◆ **Task to carry out**: Leave out the images and output the records word for word.

◆ **Source records**:

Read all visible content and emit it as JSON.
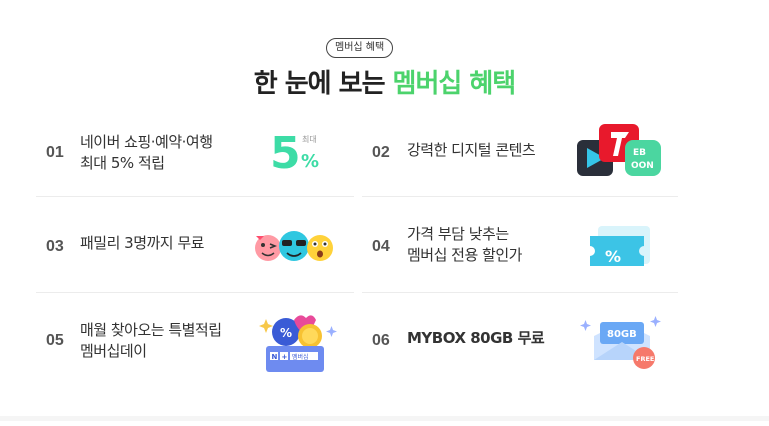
{
  "header": {
    "badge": "멤버십 혜택",
    "title_prefix": "한 눈에 보는 ",
    "title_accent": "멤버십 혜택"
  },
  "benefits": [
    {
      "num": "01",
      "line1": "네이버 쇼핑·예약·여행",
      "line2": "최대 5% 적립",
      "icon": "five-percent-icon",
      "icon_text_big": "5",
      "icon_text_small": "최대",
      "icon_text_pct": "%"
    },
    {
      "num": "02",
      "line1": "강력한 디지털 콘텐츠",
      "line2": "",
      "icon": "digital-content-icon",
      "icon_text": "EB\nOON"
    },
    {
      "num": "03",
      "line1": "패밀리 3명까지 무료",
      "line2": "",
      "icon": "family-emoji-icon"
    },
    {
      "num": "04",
      "line1": "가격 부담 낮추는",
      "line2": "멤버십 전용 할인가",
      "icon": "discount-coupon-icon",
      "icon_text": "%"
    },
    {
      "num": "05",
      "line1": "매월 찾아오는 특별적립",
      "line2": "멤버십데이",
      "icon": "membership-day-icon",
      "icon_text": "멤버십"
    },
    {
      "num": "06",
      "line1": "MYBOX 80GB 무료",
      "line2": "",
      "icon": "mybox-cloud-icon",
      "icon_text": "80GB",
      "icon_badge": "FREE"
    }
  ],
  "colors": {
    "accent": "#4cd36c",
    "text": "#333333"
  }
}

◆ **Response to the task**:
Read all visible content and emit it as JSON.
{
  "header": {
    "badge": "멤버십 혜택",
    "title_prefix": "한 눈에 보는 ",
    "title_accent": "멤버십 혜택"
  },
  "benefits": [
    {
      "num": "01",
      "line1": "네이버 쇼핑·예약·여행",
      "line2": "최대 5% 적립",
      "icon": "five-percent-icon",
      "icon_text_big": "5",
      "icon_text_small": "최대",
      "icon_text_pct": "%"
    },
    {
      "num": "02",
      "line1": "강력한 디지털 콘텐츠",
      "line2": "",
      "icon": "digital-content-icon",
      "icon_text": "EB\nOON"
    },
    {
      "num": "03",
      "line1": "패밀리 3명까지 무료",
      "line2": "",
      "icon": "family-emoji-icon"
    },
    {
      "num": "04",
      "line1": "가격 부담 낮추는",
      "line2": "멤버십 전용 할인가",
      "icon": "discount-coupon-icon",
      "icon_text": "%"
    },
    {
      "num": "05",
      "line1": "매월 찾아오는 특별적립",
      "line2": "멤버십데이",
      "icon": "membership-day-icon",
      "icon_text": "멤버십"
    },
    {
      "num": "06",
      "line1": "MYBOX 80GB 무료",
      "line2": "",
      "icon": "mybox-cloud-icon",
      "icon_text": "80GB",
      "icon_badge": "FREE"
    }
  ],
  "colors": {
    "accent": "#4cd36c",
    "text": "#333333"
  }
}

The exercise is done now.